The more I think about Valkyrie no Densetsu, the more I realize how little I’m interested in the game itself. That doesn’t mean I disliked the time I spent with the game. In all honesty, I thought it was a very average game: competently built, but very bare and inoffensive with its design. I want to move past surface reactions like that, though, which is why I found myself more engaged analyzing the game than I did playing it. What about the game’s design caused me to feel so mellow about playing it? How does the game’s historical context inform its design? And what happens when the effects of the game’s design meet the context the game was designed in? While these questions don’t change what the game is, their answers reveal more purpose behind the game’s construction than simply playing it ever would.
That might have something do with how straightforward the game looks. If I were to describe Valkyrie no Densetsu based on what it most frequently asks of you, I’d say it’s a game where you lob spells at magical creatures in your quest to collect the golden seed and restore peace to the land. However, I have some reservations about using those features to characterize the game, since they imply a level of challenge the game doesn’t meet. Yes, the game presents you with challenges, but none of them are as demanding as something like Ikari Warriors, and they’re adjacent to what the game actually does. In fact, when you stop to take in your surroundings, you find Valkyrie no Densetsu to be a pretty sparse game. The environments are void of detail, and any detail they do have is usually very simple. A small handful of objects on screen to interact with, or wide open areas that you can easily navigate. You get the sense that the game is actively stifling any opportunity it has to confuse the player.

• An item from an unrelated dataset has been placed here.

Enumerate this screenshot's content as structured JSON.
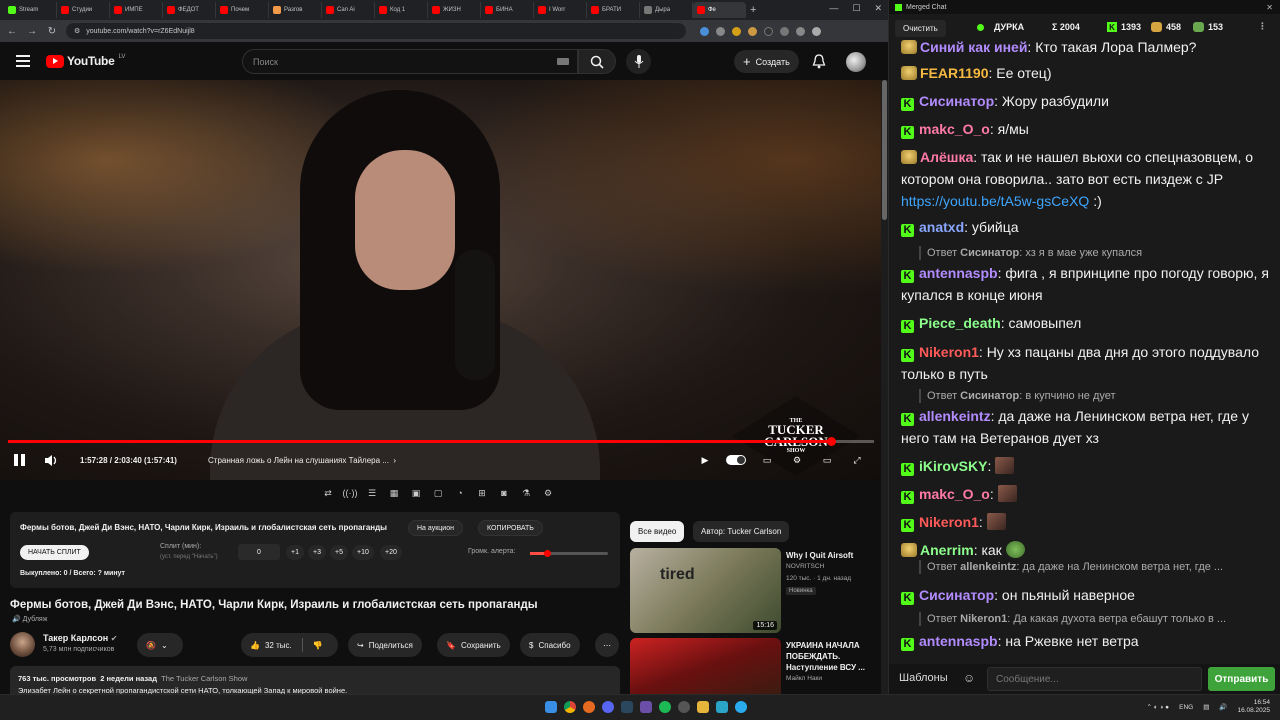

As easy as it might be to read this as the result of technical limitations, I see something else going on here. What I see the game doing is creating a minimalist atmosphere that serves to distance the player from their actions. While I can’t tease out any overt thematic reason behind that decision, the resulting mood is too prominent for me to call it an accident. For example, the sparse detail serves to take away anything that could put any undue mental burden on the player. And the slow go-at-your-own-pace speed of the game only reinforces that, sometimes to an extreme. Playing this game felt like a ritual: I consciously knew that I was playing the game, even when mentally, I felt removed from my own actions. That’s not to say my actions happened automatically; I still had to will them into existence. Nevertheless, there was a definite divorce between body and mind as I played. I hesitate to call such an experience relaxing, but it’s definitely a more carefree game than its mechanics would lead you to believe.
Indeed, the game appears completely averse to challenging the player in any meaningful way. That doesn’t mean it’s given up on actively involving you in its experience; just that its strategies for doing so eschew challenge. Novelty’s the more salient factor for Valkyrie no Densetsu. The designers introduce features like quizzes and sliding puzzles and a dance scene only when the regular gameplay has continued for too long, and they’re careful never to repeat the same thing twice. In one way, I see all this as informing Valkyrie’s toy-like nature. It wants to present itself as a game of discovery; one where you interact with it only for the sake of interacting with it, and play with it only in your leisure time (rather than centering your leisure time around it). The sliding puzzles demonstrate that well enough: they stop when they become too challenging for you.
And in another way, I see all this as speaking to the game’s limitations. Whether it wants to be a game or a toy, Valkyrie requires a certain level of engagement between itself and the player. Too much engagement, and the game risks compromising its minimalist design. Too little engagement, and it stops being a game. (I don’t mean to dredge up old arguments about what constitutes a game or the role interactivity plays in them. For our purposes, though, the interactivity that books and movies provide wouldn’t meet Valkyrie’s needs.) In light of that, the game’s fascination with novelty comes across as a compromise: the player can choose their level of involvement with the game, and the game doesn’t have to raise its own profile to do so.
At this point, some of you may feel like I’m speaking around the game rather than about it; that I’m using it as a conduit to discuss larger issues instead of treating it as a singular object. Although I can understand these concerns, the only way I could have done the game justice was by writing about it the way I did. The critic’s job is, in part, to illuminate whatever inherent value a given work has. That doesn’t mean the critic can only praise what they evaluate, but that they should do right by it and show what makes this work unique among all others. It just so happens that in this case, a roundabout approach really was the best way to achieve that. If I’d treated Valkyrie no Densetsu only for what it was, I’d limit myself to a competent but unimpressive arcade game. I want to give the game more credit than that, though, and if that means looking outside the game to accomplish my goals, then so be it.